Rayner said: “The concerns coming out are still very much in line with the Crossick Report [into Open Access monographs, published in January]: Open Access and what it means; from a publisher point of view, the different business models; the whole nature of peer review. A lot of activity is coming through the bookshops: not just promotion, but debate and opinion. Booksellers collect very useful consumer data in ways publishers cannot yet capture: How much of an OA book do people read? Where do they buy them? Booksellers want to sit down with publishers and explore what opportunities are out there.”
But ABW is taking place just ahead of publication of the latest Spending Review, with strong hints that universities minister Jo Johnson may disband HEFCE altogether in favour of a new standards body. Richard Mollet, c.e.o. of the Publishers Association, said such a move would be “momentous” for the sector: “If HEFCE disappears, who is in charge of the Open Access mandate? What is going to happen to policy? Will it be assumed by the new assessment body, or revert to [the Department for] Business, Innovation & Skills? Who knows? We will have to wait.”
Representatives from the industry will discuss where the book of the future might be created, discovered and consumed; how books might exist in relation to authors, libraries and other discovery mechanisms.
2.30 p.m., Stationers Hall, London
Seminar on digital text and publishing featuring Nicola Ramsey of Edinburgh University Press, Paul Cunnea of the National Library of Scotland, Kieron Smith of Blackwell’s and Laurence Patterson of Edinburgh Napier University.
6.30 p.m., Blackwell’s Southbridge, Edinburgh
Rowman & Littlefield International are offering a panel event on interdisciplinary publishing and research.
6 p.m., The Maughan Library at Kings College, London
One-day colloquium on “The academic book of the future: evolution or revolution?” Speakers include Richard Fisher, Rupert Gatti of Open Book Publishing and Anne Jarvis of Cambridge University Library.
9.30 a.m., Pitt Building, CUP
“What is the future for the academic book?” a discussion with Sage’s Kiren Shoman and Martin Eve, director of the Open Library of the Humanities
12.45 p.m., The Library, University of Sussex
An event on Edwin Morgan and Scottish war poetry, one of three events at Glasgow University’s John Smith’s bookshop to mark Academic Book Week.
6 p.m., John Smith’s, Glasgow University

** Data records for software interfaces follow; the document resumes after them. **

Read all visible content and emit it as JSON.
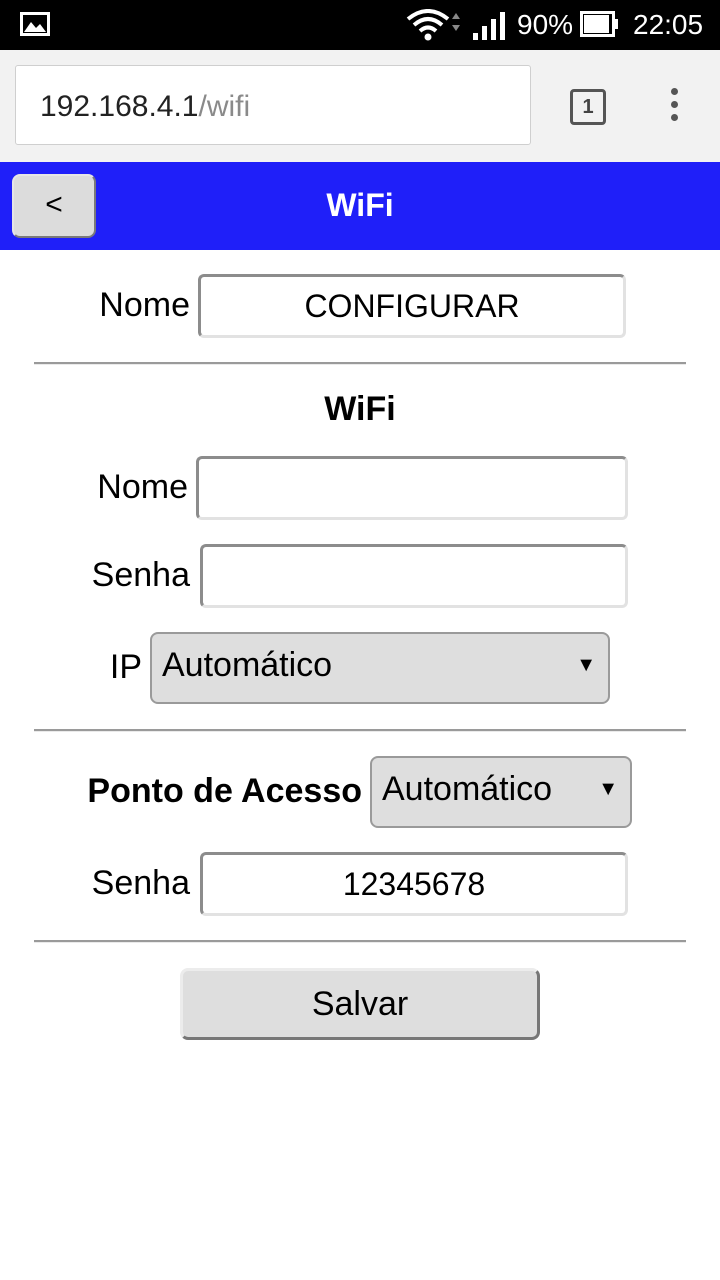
{
  "status_bar": {
    "battery_percent": "90%",
    "time": "22:05",
    "icons": [
      "gallery-icon",
      "wifi-icon",
      "signal-icon",
      "battery-icon"
    ]
  },
  "browser": {
    "url_host": "192.168.4.1",
    "url_path": "/wifi",
    "tab_count": "1",
    "icons": [
      "tabs-icon",
      "overflow-menu-icon"
    ]
  },
  "header": {
    "back_label": "<",
    "title": "WiFi",
    "color": "#1f1ff9"
  },
  "device": {
    "name_label": "Nome",
    "name_value": "CONFIGURAR"
  },
  "wifi": {
    "section_title": "WiFi",
    "ssid_label": "Nome",
    "ssid_value": "",
    "password_label": "Senha",
    "password_value": "",
    "ip_label": "IP",
    "ip_mode": "Automático"
  },
  "access_point": {
    "label": "Ponto de Acesso",
    "mode": "Automático",
    "password_label": "Senha",
    "password_value": "12345678"
  },
  "actions": {
    "save_label": "Salvar"
  }
}
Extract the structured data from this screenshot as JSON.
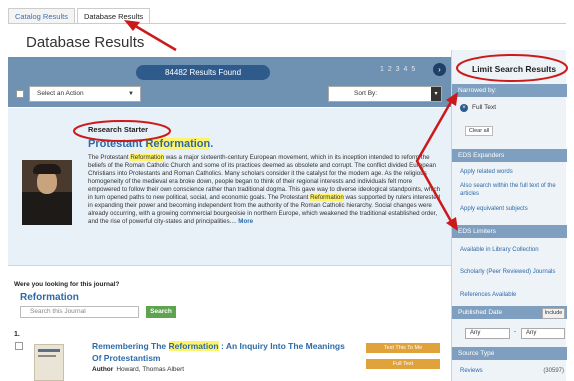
{
  "tabs": [
    {
      "label": "Catalog Results"
    },
    {
      "label": "Database Results"
    }
  ],
  "page_title": "Database Results",
  "results_bar": {
    "found": "84482 Results Found",
    "pages": "1 2 3 4 5",
    "action_select": "Select an Action",
    "sort_select": "Sort By:"
  },
  "research_starter": {
    "heading": "Research Starter",
    "title_prefix": "Protestant ",
    "title_highlight": "Reformation",
    "title_suffix": ".",
    "body_1": "The Protestant ",
    "body_hl_1": "Reformation",
    "body_2": " was a major sixteenth-century European movement, which in its inception intended to reform the beliefs of the Roman Catholic Church and some of its practices deemed as obsolete and corrupt. The conflict divided European Christians into Protestants and Roman Catholics. Many scholars consider it the catalyst for the modern age. As the religious homogeneity of the medieval era broke down, people began to think of their regional interests and individuals felt more empowered to follow their own conscience rather than traditional dogma. This gave way to diverse ideological standpoints, which in turn opened paths to new political, social, and economic goals. The Protestant ",
    "body_hl_2": "Reformation",
    "body_3": " was supported by rulers interested in expanding their power and becoming independent from the authority of the Roman Catholic hierarchy. Social changes were already occurring, with a growing commercial bourgeoisie in northern Europe, which weakened the traditional established order, and the rise of powerful city-states and principalities.... ",
    "more": "More"
  },
  "journal": {
    "question": "Were you looking for this journal?",
    "title": "Reformation",
    "placeholder": "Search this Journal",
    "search_label": "Search"
  },
  "result": {
    "number": "1.",
    "title_prefix": "Remembering The ",
    "title_highlight": "Reformation",
    "title_suffix": " : An Inquiry Into The Meanings Of Protestantism",
    "author_label": "Author",
    "author": "Howard, Thomas Albert",
    "btn_text_to_me": "Text This To Me",
    "btn_full_text": "Full Text"
  },
  "sidebar": {
    "title": "Limit Search Results",
    "narrowed_by": "Narrowed by:",
    "full_text": "Full Text",
    "clear_all": "Clear all",
    "expanders_header": "EDS Expanders",
    "expanders": [
      "Apply related words",
      "Also search within the full text of the articles",
      "Apply equivalent subjects"
    ],
    "limiters_header": "EDS Limiters",
    "limiters": [
      "Available in Library Collection",
      "Scholarly (Peer Reviewed) Journals",
      "References Available"
    ],
    "published_date": "Published Date",
    "include_label": "Include",
    "any_from": "Any",
    "date_separator": "-",
    "any_to": "Any",
    "source_type_header": "Source Type",
    "source_item": "Reviews",
    "source_count": "(30597)"
  },
  "colors": {
    "accent": "#2e5b8c",
    "highlight": "#fff36b",
    "annotation": "#cc1a1a"
  }
}
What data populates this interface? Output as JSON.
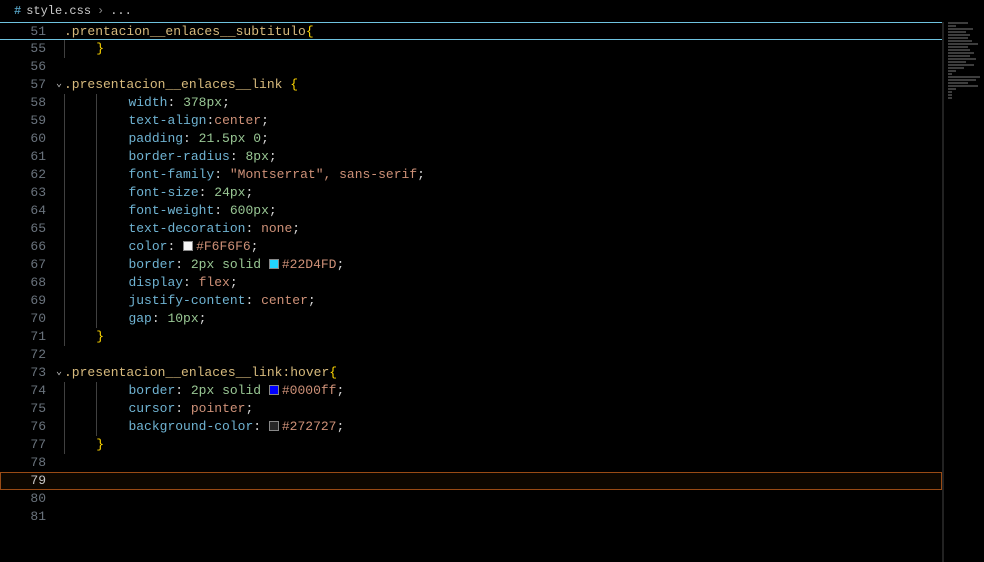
{
  "breadcrumb": {
    "icon": "#",
    "file": "style.css",
    "chev": "›",
    "scope": "..."
  },
  "sticky": {
    "num": "51",
    "sel": ".prentacion__enlaces__subtitulo",
    "brace": "{"
  },
  "lines": [
    {
      "num": "55",
      "indent": 1,
      "type": "brace-close",
      "text": "}"
    },
    {
      "num": "56",
      "indent": 0,
      "type": "empty",
      "text": ""
    },
    {
      "num": "57",
      "indent": 0,
      "type": "selector",
      "fold": true,
      "sel": ".presentacion__enlaces__link ",
      "brace": "{"
    },
    {
      "num": "58",
      "indent": 2,
      "type": "decl",
      "prop": "width",
      "colon": ": ",
      "val": "378px",
      "semi": ";"
    },
    {
      "num": "59",
      "indent": 2,
      "type": "decl",
      "prop": "text-align",
      "colon": ":",
      "val": "center",
      "semi": ";"
    },
    {
      "num": "60",
      "indent": 2,
      "type": "decl",
      "prop": "padding",
      "colon": ": ",
      "val": "21.5px 0",
      "semi": ";"
    },
    {
      "num": "61",
      "indent": 2,
      "type": "decl",
      "prop": "border-radius",
      "colon": ": ",
      "val": "8px",
      "semi": ";"
    },
    {
      "num": "62",
      "indent": 2,
      "type": "decl",
      "prop": "font-family",
      "colon": ": ",
      "str": "\"Montserrat\"",
      "rest": ", sans-serif",
      "semi": ";"
    },
    {
      "num": "63",
      "indent": 2,
      "type": "decl",
      "prop": "font-size",
      "colon": ": ",
      "val": "24px",
      "semi": ";"
    },
    {
      "num": "64",
      "indent": 2,
      "type": "decl",
      "prop": "font-weight",
      "colon": ": ",
      "val": "600px",
      "semi": ";"
    },
    {
      "num": "65",
      "indent": 2,
      "type": "decl",
      "prop": "text-decoration",
      "colon": ": ",
      "val": "none",
      "semi": ";"
    },
    {
      "num": "66",
      "indent": 2,
      "type": "color",
      "prop": "color",
      "colon": ": ",
      "swatch": "#F6F6F6",
      "val": "#F6F6F6",
      "semi": ";"
    },
    {
      "num": "67",
      "indent": 2,
      "type": "border",
      "prop": "border",
      "colon": ": ",
      "pre": "2px solid ",
      "swatch": "#22D4FD",
      "val": "#22D4FD",
      "semi": ";"
    },
    {
      "num": "68",
      "indent": 2,
      "type": "decl",
      "prop": "display",
      "colon": ": ",
      "val": "flex",
      "semi": ";"
    },
    {
      "num": "69",
      "indent": 2,
      "type": "decl",
      "prop": "justify-content",
      "colon": ": ",
      "val": "center",
      "semi": ";"
    },
    {
      "num": "70",
      "indent": 2,
      "type": "decl",
      "prop": "gap",
      "colon": ": ",
      "val": "10px",
      "semi": ";"
    },
    {
      "num": "71",
      "indent": 1,
      "type": "brace-close",
      "text": "}"
    },
    {
      "num": "72",
      "indent": 0,
      "type": "empty",
      "text": ""
    },
    {
      "num": "73",
      "indent": 0,
      "type": "selector",
      "fold": true,
      "sel": ".presentacion__enlaces__link:hover",
      "brace": "{"
    },
    {
      "num": "74",
      "indent": 2,
      "type": "border",
      "prop": "border",
      "colon": ": ",
      "pre": "2px solid ",
      "swatch": "#0000ff",
      "val": "#0000ff",
      "semi": ";"
    },
    {
      "num": "75",
      "indent": 2,
      "type": "decl",
      "prop": "cursor",
      "colon": ": ",
      "val": "pointer",
      "semi": ";"
    },
    {
      "num": "76",
      "indent": 2,
      "type": "color",
      "prop": "background-color",
      "colon": ": ",
      "swatch": "#272727",
      "val": "#272727",
      "semi": ";"
    },
    {
      "num": "77",
      "indent": 1,
      "type": "brace-close",
      "text": "}"
    },
    {
      "num": "78",
      "indent": 0,
      "type": "empty",
      "text": ""
    },
    {
      "num": "79",
      "indent": 0,
      "type": "cursor",
      "text": ""
    },
    {
      "num": "80",
      "indent": 0,
      "type": "empty",
      "text": ""
    },
    {
      "num": "81",
      "indent": 0,
      "type": "empty",
      "text": ""
    }
  ],
  "minimap_widths": [
    20,
    8,
    25,
    18,
    22,
    20,
    24,
    30,
    20,
    22,
    26,
    22,
    28,
    18,
    26,
    16,
    8,
    4,
    32,
    28,
    20,
    30,
    8,
    4,
    4,
    4
  ]
}
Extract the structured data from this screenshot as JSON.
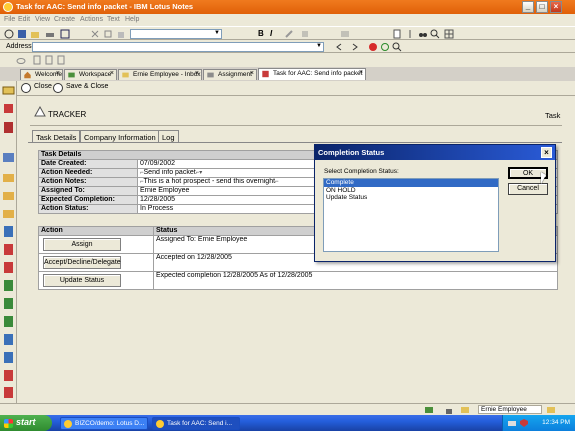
{
  "window": {
    "title": "Task for AAC: Send info packet - IBM Lotus Notes"
  },
  "menu": [
    "File",
    "Edit",
    "View",
    "Create",
    "Actions",
    "Text",
    "Help"
  ],
  "address": {
    "label": "Address"
  },
  "tabs": [
    {
      "label": "Welcome"
    },
    {
      "label": "Workspace"
    },
    {
      "label": "Ernie Employee - Inbox"
    },
    {
      "label": "Assignment"
    },
    {
      "label": "Task for AAC: Send info packet"
    }
  ],
  "actionbar": {
    "close": "Close",
    "save_close": "Save & Close"
  },
  "form": {
    "title": "TRACKER",
    "right_label": "Task",
    "tabs": [
      "Task Details",
      "Company Information",
      "Log"
    ]
  },
  "details": {
    "header": "Task Details",
    "rows": [
      {
        "label": "Date Created:",
        "value": "07/09/2002"
      },
      {
        "label": "Action Needed:",
        "value": "Send info packet"
      },
      {
        "label": "Action Notes:",
        "value": "This is a hot prospect - send this overnight"
      },
      {
        "label": "Assigned To:",
        "value": "Ernie Employee"
      },
      {
        "label": "Expected Completion:",
        "value": "12/28/2005"
      },
      {
        "label": "Action Status:",
        "value": "In Process"
      }
    ]
  },
  "actions_table": {
    "headers": [
      "Action",
      "Status"
    ],
    "rows": [
      {
        "button": "Assign",
        "status": "Assigned To: Ernie Employee"
      },
      {
        "button": "Accept/Decline/Delegate",
        "status": "Accepted on 12/28/2005"
      },
      {
        "button": "Update Status",
        "status": "Expected completion 12/28/2005 As of 12/28/2005"
      }
    ]
  },
  "dialog": {
    "title": "Completion Status",
    "prompt": "Select Completion Status:",
    "options": [
      "Complete",
      "ON HOLD",
      "Update  Status"
    ],
    "selected": "Complete",
    "ok": "OK",
    "cancel": "Cancel"
  },
  "status": {
    "user": "Ernie Employee"
  },
  "taskbar": {
    "start": "start",
    "items": [
      {
        "label": "BIZCO/demo: Lotus D..."
      },
      {
        "label": "Task for AAC: Send i..."
      }
    ],
    "clock": "12:34 PM"
  }
}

“Opening the book: The future of the academic monograph” features Bodley’s librarian Richard Ovenden; Chris Wickham, head of humanities at the University
of Oxford; and Professor Kathryn Sutherland of St Anne’s.
1 p.m., Weston Library, Oxford
From 9 a.m. on 9th November, Liverpool University Press is encouraging academics to “Tweet your academic book” in 140 characters, with the best entry winning £100 of LUP books.
The British Library will host a showcase for the Academic Book of the Future project, with highlights of activities and research to date. (Invitation only)
6 p.m., The British Library